Evolution American Government Bill of Rights

EVOLUTION OF THE AMERICAN GOVERNMENT, BILL OF RIGHTS The Articles of Confederation was a peace agreement between thirteenstates. It is these states that legally founded the “United States of America,” making it a confederation of “sovereign states.” In addition, it was the confederation’s first constitution. The Articles gave total legitimacy specifically for Continental Congress, so that the Congress could give direction to the “American Revolutionary War.” Furthermore, it would guide the confederation on her diplomatic issues, especially with India and Europe.1 This agreement had brought to America a sense of peace and independence, though her government structures were still wanting. Though the articles anticipated a perpetual confederation, it gave the Congress very little powers that would help it fund it as well as enforce its resolutions. America had neither a president nor a national court. The articles helped in solving some western issues, since lands owned by different states were given up to be under the government.2 The confederation was regaining its prosperity when the British called off its blockade in 1783. However, there still a lot of problems since most states were still heavily indebted, and there were also a lot of political unrest in a number of states. The Congress, however, was hardly able to redeem the debts which had come as a result of the war. It also had too little power to enforce cooperation among the states, thereby slowing down economic development. In fact, the state government’s stability was shaken by the 1786-87 Shay’s Rebellion that occurred in western Massachusetts.3 The nation was in total mess, especially financially, and it seriously needed a body that could control its navigation laws. However, each state acted as a lone ranger when dealing with the British government. In addition, the Congress was still unable to control manufacturing and shipping, and state legislatures had little or no interest to protect private contracts, by 1787. When he was Washington’s executive aide, Alexander Hamilton saw the need for a stronger government, especially if foreign intervention was something to be avoided. This is just one of the indications that the articles were facing an inevitable revision. The need for a quick remedy saw Hamilton calling a convention, with like-minded people, in Philadelphia in 1786.4 The Articles contained a lot of problems. This central government was simply unstable: It could not control its taxes, since every state was still sovereign and independent. This led to its primary problem, which was that it was too weak, and as such could not regulate the behavior of any of the member states. In addition, their commerce interests lacked alignment, making it harder for the central government to solve their disputes. Even though the congress could not force member states to raise funds for the federal government, it entirely depended on their support, which they not only gave voluntarily but also occasionally. Moreover, the Articles gave the Congress the powers to declare war but did not provide it with the powers to establish an army, and again it had to depend on the uncommitted state governments. According to Warren Burger, a former Supreme Court Justice, these Articles were simply multinational treaties between states which were not only independent but also sovereign, a factor that made it almost impossible for a stable government5
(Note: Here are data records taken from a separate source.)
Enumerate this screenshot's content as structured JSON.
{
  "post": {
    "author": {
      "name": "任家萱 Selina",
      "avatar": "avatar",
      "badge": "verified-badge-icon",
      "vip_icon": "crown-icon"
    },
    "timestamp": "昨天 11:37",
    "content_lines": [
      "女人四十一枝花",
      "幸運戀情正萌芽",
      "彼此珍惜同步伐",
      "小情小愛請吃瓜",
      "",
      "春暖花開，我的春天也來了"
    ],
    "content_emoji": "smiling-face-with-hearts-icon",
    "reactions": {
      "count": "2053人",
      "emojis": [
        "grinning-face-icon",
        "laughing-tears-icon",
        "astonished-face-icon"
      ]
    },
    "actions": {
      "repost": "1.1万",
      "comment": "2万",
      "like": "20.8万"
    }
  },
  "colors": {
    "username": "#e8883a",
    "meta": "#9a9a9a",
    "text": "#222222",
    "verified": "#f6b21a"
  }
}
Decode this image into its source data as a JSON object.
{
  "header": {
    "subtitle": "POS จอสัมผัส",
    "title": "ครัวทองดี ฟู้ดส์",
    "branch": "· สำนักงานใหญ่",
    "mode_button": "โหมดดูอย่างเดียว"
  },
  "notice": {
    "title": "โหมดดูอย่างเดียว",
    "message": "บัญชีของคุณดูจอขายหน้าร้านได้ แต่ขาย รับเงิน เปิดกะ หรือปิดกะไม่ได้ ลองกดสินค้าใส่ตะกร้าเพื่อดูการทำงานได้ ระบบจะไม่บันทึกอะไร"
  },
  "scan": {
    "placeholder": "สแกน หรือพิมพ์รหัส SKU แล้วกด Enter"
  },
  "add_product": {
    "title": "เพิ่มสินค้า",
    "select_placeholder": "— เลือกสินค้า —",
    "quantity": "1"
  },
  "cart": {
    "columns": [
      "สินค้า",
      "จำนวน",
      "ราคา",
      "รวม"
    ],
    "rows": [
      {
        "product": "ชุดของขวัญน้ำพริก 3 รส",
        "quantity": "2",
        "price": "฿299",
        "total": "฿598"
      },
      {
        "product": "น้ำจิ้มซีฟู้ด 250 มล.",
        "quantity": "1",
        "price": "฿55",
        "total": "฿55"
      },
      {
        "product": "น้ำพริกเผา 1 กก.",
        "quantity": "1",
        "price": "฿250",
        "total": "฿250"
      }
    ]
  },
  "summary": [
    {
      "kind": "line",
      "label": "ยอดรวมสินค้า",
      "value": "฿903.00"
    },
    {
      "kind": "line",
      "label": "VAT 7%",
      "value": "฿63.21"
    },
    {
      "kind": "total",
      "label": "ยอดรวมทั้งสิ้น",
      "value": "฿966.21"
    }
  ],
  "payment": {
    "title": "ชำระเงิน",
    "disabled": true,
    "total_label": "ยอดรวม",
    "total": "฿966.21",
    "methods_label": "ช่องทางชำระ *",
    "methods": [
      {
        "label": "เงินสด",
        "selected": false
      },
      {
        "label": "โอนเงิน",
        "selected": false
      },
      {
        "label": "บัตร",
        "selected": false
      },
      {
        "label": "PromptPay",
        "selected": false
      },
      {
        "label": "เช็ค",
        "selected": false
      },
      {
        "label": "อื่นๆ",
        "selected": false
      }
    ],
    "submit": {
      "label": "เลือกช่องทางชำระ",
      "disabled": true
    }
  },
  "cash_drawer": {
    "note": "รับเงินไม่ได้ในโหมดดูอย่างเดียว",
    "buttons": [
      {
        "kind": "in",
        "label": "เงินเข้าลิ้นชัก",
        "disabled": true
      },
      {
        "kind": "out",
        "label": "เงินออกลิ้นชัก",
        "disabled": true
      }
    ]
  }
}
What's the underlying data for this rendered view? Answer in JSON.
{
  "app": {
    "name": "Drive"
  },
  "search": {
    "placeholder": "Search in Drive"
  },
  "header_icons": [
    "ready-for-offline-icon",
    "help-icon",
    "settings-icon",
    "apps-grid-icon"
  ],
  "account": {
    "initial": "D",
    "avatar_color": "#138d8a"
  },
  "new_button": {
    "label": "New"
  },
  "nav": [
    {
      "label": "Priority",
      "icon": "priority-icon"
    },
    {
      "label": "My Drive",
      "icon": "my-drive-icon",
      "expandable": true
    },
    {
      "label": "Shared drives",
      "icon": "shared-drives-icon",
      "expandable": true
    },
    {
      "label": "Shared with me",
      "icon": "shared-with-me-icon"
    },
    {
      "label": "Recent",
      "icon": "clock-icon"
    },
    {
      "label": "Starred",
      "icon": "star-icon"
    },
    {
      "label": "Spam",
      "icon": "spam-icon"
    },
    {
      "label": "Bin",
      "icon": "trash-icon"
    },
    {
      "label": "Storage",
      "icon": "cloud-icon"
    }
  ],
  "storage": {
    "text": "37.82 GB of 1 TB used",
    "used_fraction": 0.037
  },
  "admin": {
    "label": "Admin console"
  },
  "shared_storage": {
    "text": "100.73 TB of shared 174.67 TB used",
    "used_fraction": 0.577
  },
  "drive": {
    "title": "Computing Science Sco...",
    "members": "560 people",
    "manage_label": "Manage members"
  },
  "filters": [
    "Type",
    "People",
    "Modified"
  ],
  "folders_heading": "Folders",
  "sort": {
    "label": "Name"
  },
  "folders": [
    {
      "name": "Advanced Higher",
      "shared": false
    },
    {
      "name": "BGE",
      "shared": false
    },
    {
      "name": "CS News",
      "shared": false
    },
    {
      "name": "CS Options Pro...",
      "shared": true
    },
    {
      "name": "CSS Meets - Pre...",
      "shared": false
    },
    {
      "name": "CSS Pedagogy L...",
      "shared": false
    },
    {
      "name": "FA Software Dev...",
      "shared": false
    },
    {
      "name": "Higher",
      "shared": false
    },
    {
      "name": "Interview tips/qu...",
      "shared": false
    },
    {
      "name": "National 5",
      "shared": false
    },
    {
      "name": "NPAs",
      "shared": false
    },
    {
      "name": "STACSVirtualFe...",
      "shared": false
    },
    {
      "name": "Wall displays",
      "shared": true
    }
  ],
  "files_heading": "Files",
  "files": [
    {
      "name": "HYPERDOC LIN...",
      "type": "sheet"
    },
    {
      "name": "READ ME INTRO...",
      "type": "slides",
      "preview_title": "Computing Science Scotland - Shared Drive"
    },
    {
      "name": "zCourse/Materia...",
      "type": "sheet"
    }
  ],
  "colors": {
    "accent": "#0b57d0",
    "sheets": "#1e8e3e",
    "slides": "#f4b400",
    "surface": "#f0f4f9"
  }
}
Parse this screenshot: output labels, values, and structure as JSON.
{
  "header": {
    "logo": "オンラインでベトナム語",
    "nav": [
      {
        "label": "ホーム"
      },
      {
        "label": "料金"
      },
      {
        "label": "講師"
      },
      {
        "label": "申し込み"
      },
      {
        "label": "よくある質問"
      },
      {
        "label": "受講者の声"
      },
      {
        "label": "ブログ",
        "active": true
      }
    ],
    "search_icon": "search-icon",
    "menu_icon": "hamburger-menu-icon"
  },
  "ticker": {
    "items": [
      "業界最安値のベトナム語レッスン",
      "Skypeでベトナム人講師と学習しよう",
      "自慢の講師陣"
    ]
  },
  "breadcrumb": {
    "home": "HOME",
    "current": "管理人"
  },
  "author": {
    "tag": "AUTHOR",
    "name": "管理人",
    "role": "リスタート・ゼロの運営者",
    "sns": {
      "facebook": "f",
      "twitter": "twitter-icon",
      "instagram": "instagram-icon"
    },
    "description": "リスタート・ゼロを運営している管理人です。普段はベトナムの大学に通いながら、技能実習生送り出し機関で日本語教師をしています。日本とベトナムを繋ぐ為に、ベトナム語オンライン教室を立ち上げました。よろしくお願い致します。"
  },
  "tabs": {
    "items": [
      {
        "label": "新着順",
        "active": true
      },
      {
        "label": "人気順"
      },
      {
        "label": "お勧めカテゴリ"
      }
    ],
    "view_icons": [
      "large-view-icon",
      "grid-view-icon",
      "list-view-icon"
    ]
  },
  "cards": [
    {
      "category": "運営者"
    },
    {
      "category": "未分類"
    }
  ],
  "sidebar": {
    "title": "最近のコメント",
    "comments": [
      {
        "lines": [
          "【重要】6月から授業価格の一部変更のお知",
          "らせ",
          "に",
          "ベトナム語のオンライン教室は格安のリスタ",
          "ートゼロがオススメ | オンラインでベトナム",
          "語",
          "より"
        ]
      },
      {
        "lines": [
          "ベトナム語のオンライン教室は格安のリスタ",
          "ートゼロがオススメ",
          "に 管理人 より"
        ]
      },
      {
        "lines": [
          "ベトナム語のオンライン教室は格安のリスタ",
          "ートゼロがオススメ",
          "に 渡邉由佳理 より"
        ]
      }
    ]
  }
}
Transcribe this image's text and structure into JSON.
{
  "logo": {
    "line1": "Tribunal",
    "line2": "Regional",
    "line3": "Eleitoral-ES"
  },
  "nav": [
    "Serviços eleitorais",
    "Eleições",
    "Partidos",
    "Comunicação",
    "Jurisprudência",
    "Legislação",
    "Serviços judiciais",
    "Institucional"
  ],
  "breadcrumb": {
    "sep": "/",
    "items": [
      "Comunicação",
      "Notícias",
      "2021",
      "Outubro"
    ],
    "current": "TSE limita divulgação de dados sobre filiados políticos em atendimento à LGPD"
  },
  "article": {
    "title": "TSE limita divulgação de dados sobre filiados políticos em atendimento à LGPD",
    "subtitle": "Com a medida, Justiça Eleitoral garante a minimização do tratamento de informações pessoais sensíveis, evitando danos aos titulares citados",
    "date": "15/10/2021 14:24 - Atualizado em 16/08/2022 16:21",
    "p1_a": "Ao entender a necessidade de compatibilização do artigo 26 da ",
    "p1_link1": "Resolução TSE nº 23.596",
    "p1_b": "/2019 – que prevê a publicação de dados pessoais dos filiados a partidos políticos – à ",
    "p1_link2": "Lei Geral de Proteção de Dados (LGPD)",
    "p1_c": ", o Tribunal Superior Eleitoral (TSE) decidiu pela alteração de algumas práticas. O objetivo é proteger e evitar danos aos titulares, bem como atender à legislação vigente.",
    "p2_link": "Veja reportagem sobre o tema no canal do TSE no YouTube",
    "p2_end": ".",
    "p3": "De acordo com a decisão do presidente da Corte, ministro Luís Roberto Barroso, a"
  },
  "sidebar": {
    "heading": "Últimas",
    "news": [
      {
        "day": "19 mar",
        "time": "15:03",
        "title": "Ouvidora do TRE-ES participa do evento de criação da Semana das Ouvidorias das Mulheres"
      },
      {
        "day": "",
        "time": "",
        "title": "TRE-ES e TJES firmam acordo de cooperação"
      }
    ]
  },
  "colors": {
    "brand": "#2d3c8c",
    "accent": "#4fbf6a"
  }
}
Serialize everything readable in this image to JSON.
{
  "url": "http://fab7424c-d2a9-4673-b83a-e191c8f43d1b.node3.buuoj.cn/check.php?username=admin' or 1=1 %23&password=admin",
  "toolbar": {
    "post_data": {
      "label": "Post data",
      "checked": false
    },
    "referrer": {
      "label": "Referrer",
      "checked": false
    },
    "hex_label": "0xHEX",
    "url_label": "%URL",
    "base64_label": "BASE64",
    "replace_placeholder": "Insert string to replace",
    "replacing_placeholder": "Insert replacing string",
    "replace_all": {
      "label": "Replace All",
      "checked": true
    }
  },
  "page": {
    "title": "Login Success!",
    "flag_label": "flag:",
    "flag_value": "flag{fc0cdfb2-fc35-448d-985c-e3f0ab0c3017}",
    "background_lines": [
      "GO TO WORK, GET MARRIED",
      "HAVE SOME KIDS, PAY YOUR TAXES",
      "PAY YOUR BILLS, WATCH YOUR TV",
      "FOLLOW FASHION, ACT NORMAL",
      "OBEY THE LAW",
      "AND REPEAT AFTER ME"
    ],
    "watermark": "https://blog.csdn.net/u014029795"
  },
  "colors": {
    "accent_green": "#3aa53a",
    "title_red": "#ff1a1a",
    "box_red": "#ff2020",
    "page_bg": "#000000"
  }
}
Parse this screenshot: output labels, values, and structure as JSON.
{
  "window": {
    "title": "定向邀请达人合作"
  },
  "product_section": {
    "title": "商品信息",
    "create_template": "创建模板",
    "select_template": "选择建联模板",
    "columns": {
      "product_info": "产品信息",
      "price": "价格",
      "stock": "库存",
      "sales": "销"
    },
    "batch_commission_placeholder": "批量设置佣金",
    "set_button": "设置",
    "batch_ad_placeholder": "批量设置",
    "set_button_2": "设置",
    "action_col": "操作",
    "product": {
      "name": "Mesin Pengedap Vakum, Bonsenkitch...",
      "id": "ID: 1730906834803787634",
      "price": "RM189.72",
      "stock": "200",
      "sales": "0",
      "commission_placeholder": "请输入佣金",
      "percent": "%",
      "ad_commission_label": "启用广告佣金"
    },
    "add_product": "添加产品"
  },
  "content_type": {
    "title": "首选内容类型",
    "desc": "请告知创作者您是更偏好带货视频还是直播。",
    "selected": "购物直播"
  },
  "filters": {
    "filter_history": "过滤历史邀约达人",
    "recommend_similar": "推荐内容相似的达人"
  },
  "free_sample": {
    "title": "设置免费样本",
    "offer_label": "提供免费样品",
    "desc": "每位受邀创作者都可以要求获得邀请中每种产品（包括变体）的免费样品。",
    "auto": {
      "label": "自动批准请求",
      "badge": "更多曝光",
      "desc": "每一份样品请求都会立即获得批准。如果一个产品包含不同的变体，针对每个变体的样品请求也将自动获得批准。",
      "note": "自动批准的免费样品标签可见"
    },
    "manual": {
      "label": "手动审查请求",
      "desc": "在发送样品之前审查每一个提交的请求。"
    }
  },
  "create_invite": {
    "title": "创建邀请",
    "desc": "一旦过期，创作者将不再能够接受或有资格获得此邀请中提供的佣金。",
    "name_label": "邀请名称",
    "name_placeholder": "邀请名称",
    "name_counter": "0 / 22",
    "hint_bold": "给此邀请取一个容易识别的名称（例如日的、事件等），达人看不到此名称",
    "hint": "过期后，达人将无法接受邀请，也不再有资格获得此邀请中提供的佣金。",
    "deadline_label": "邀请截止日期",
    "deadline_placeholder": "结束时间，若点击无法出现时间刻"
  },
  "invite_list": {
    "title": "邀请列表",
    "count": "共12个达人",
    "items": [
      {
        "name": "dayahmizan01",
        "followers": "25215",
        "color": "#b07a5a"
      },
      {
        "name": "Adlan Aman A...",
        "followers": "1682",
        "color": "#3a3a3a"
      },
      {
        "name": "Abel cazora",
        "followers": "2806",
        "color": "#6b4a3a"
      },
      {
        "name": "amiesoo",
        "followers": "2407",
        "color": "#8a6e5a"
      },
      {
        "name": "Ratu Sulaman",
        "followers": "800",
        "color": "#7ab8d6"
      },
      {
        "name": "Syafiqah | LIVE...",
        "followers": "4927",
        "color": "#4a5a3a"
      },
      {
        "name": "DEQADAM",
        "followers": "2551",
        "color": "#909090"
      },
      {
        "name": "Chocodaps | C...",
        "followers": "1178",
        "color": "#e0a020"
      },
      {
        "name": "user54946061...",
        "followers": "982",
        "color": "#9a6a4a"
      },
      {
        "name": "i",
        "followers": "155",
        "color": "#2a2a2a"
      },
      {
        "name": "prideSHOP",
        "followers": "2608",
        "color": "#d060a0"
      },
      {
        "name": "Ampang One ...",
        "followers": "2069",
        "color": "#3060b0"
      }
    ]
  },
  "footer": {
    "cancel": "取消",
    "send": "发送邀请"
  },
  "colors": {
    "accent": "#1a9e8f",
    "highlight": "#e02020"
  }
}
In 1787, a constitutional convention was held in Philadelphia by 55 men, to draft the first Constitution of the US. Before a year could elapse after the convention, New Hampshire joined the states that had ratified the draft Constitution, in 1788, making them nine. Following this, the Confederation Congress declared the Constitution operational as from March 1789, since it was a requirement that the Constitution be ratified by at least nine states. Therefore, the Articles had been eventually replaced by the new Constitution. Under the Constitution, there emerged a political system characterized by a strong central government, as states lost ultimate sovereignty to it. The Constitution gave a lot of powers to the central government. For instance, it could now not only tax but it could also settle the existing federal debts. It also made the government’s financial future certain and strengthened the capital markets. It also put an end to uninformed unanimous voting system, since it gave room to simple majority vote. In addition, it gave rise to a national judiciary, as well as gave the central government powers to make treaties with other nations 6
The Constitution making process saw long hours of not only debate but also compromise, and its completion left still some people unsatisfied. Delegates were divided into two distinct groups namely Federalists and Anti-Federalists. Anti-Federalists argued that it offered the central government too many powers, but the expense of federal states. It also did not have bill of rights. The Congress and the executive branch had also been given too much power. Bill of rights stood out as the most pressing concern, since Americans had just concluded a war to protect their rights and would not welcome any government that would infringe on them. The bill of rights would help them protect their hard-earned rights. Therefore, this group used the bill of rights its main weapon for opposing ratification. Federalists, on the other hand, tried to provide answers for these problems. They argued that separating powers “into three independent branches” would protect the people’s rights. They also argued against listing of rights to be protected, since this would make people to violate the unlisted rights7
Bibliography
Hudson, David L. The Handy Answer Book. Visible Ink Press, 2010.
Vile, John R. The Constitution Convention of 1887: a comprehensive encyclopedia of America’s founding, volume 2. ABC-CLIO, 2005.
Wilson, James Q. American Government: Brief Version. Cengage Learning, 2011.